The 157-year-old restaurant has survived numerous iterations over the years, as well as two fires and the 1906 earthquake. The best views inside are at the Bistro, the casual walk-in portion of the restaurant, which includes a historic zinc-topped bar and floor-to-ceiling windows facing the beach.

We walked behind the building to the observation deck and were rewarded with a stunning view.

Alone on the deck, the three of us looked out on the blue expanse and I felt my last bits of stress wash away with the tide. It’s a reminder to stand still. I’m thankful the sun and the waves put on a show for me the day before I left.

Being near the ocean lulled me into sleep, and I rested easy on the drive home. On my red-eye flight back to Washington the next evening, I could still feel the wind whipping my hair and the California sun kissing my cheeks.


This historic restaurant with enormous windows and expansive ocean views has gone through numerous iterations and is at this point part of the rugged San Francisco headland it sits on. Sit down for a meal in the window-lined Bistro or cap off your hike with briny, salty calamari. Open daily 9am to 9.30pm. Appetisers from USD4.95.

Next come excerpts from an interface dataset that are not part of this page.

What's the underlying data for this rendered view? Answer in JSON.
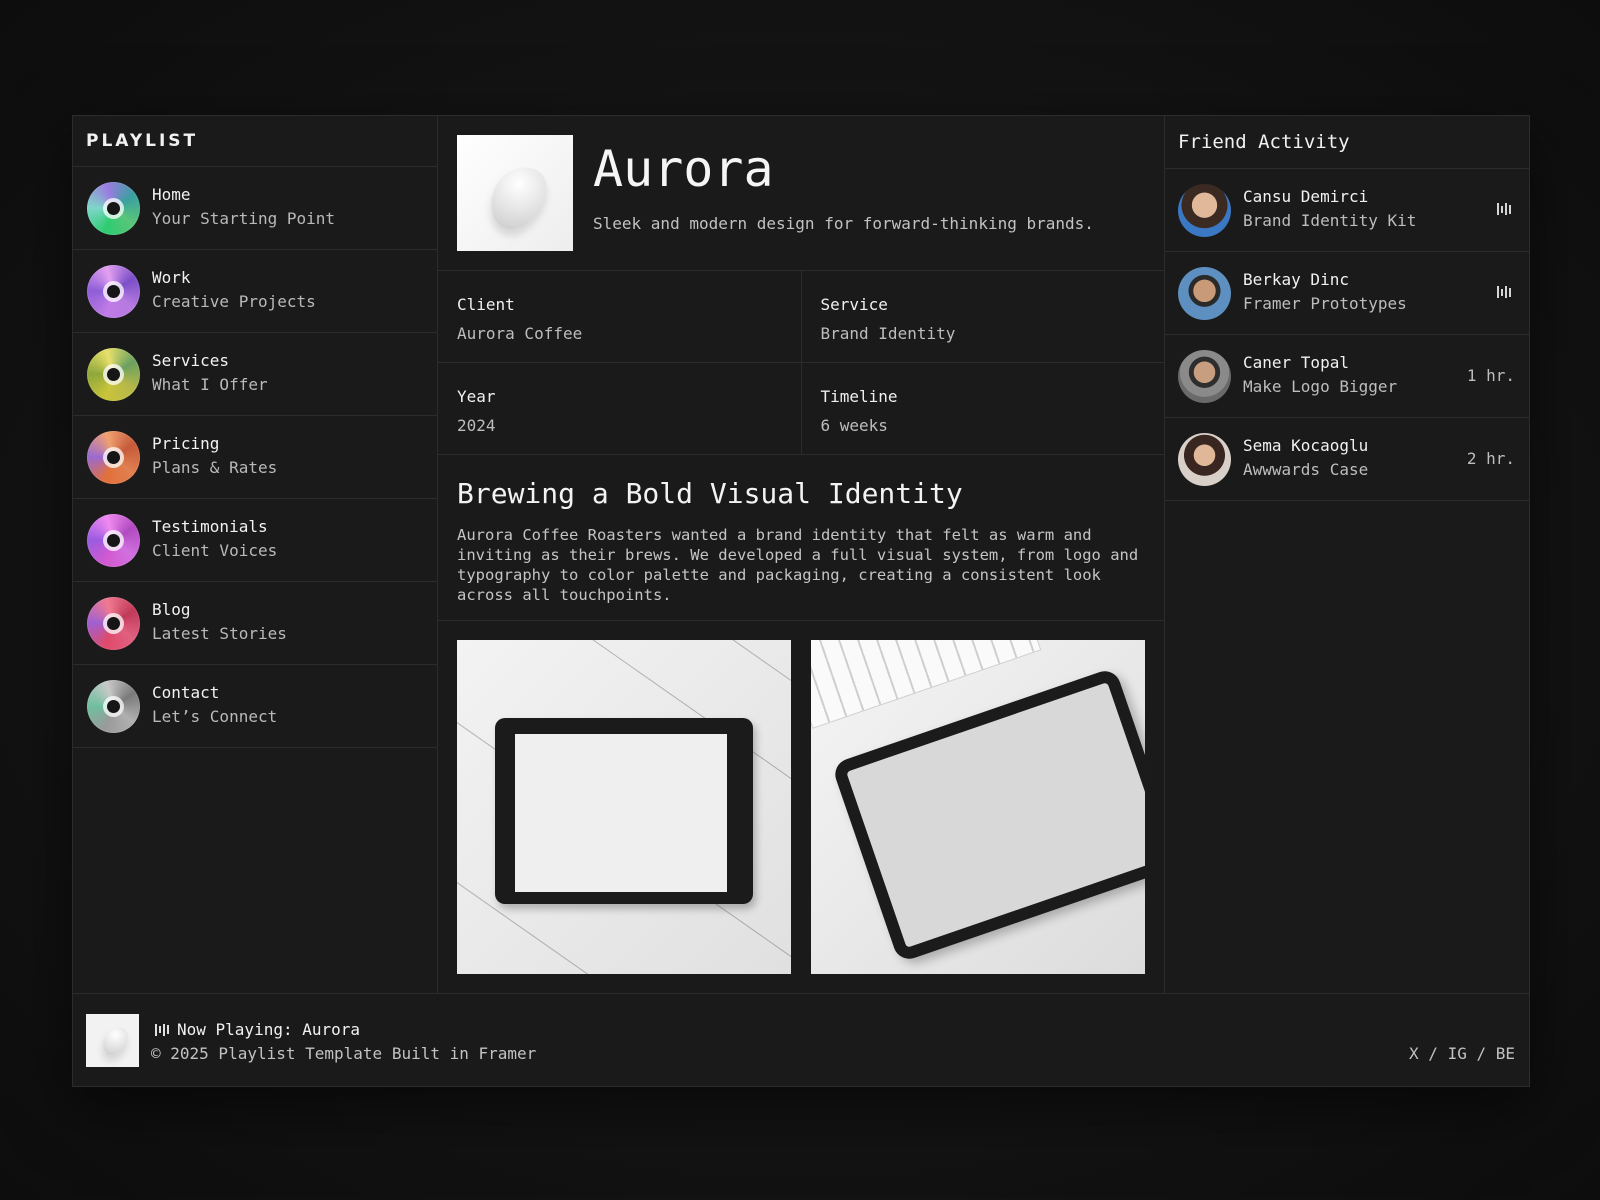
{
  "sidebar": {
    "title": "PLAYLIST",
    "items": [
      {
        "label": "Home",
        "sub": "Your Starting Point"
      },
      {
        "label": "Work",
        "sub": "Creative Projects"
      },
      {
        "label": "Services",
        "sub": "What I Offer"
      },
      {
        "label": "Pricing",
        "sub": "Plans & Rates"
      },
      {
        "label": "Testimonials",
        "sub": "Client Voices"
      },
      {
        "label": "Blog",
        "sub": "Latest Stories"
      },
      {
        "label": "Contact",
        "sub": "Let’s Connect"
      }
    ]
  },
  "project": {
    "title": "Aurora",
    "description": "Sleek and modern design for forward-thinking brands.",
    "meta": {
      "client_label": "Client",
      "client_value": "Aurora Coffee",
      "service_label": "Service",
      "service_value": "Brand Identity",
      "year_label": "Year",
      "year_value": "2024",
      "timeline_label": "Timeline",
      "timeline_value": "6 weeks"
    },
    "article_title": "Brewing a Bold Visual Identity",
    "article_body": "Aurora Coffee Roasters wanted a brand identity that felt as warm and inviting as their brews. We developed a full visual system, from logo and typography to color palette and packaging, creating a consistent look across all touchpoints."
  },
  "friends": {
    "title": "Friend Activity",
    "items": [
      {
        "name": "Cansu Demirci",
        "track": "Brand Identity Kit",
        "status": "playing-icon"
      },
      {
        "name": "Berkay Dinc",
        "track": "Framer Prototypes",
        "status": "playing-icon"
      },
      {
        "name": "Caner Topal",
        "track": "Make Logo Bigger",
        "time": "1 hr."
      },
      {
        "name": "Sema Kocaoglu",
        "track": "Awwwards Case",
        "time": "2 hr."
      }
    ]
  },
  "footer": {
    "now_playing": "Now Playing: Aurora",
    "copyright": "© 2025 Playlist Template Built in Framer",
    "socials": "X / IG / BE"
  },
  "colors": {
    "background": "#141414",
    "panel": "#1a1a1a",
    "border": "#2c2c2c",
    "text": "#f1f1f1",
    "muted": "#bdbdbd"
  }
}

An oceanside park that runs along the edge of the city and offers unbeatable views of the Golden Gate Bridge, access to beaches, native plants and multiple historical sites such as the Sutro Baths and USS San Francisco Memorial. Trails range from easy to moderate. Download a printable map to plan your itinerary and a guidebook for more information about the route’s history. Parts of the path are paved, but there are many stairs and some rocky terrain, especially down to Mile Rock Beach and the labyrinth, so wear comfortable walking shoes. Lands End Lookout Visitor Center open daily 9am to 5pm. Free.


Tucked behind the Cliff House, this pinhole camera was built in 1946. Based on a design by Leonardo da Vinci, the camera obscura uses sunlight and mirrors to project 360-degree views of the surrounding beaches. Open daily when weather permits 11am to 5pm. General admission: adults USD3, seniors and children 12 and under USD2; cash only.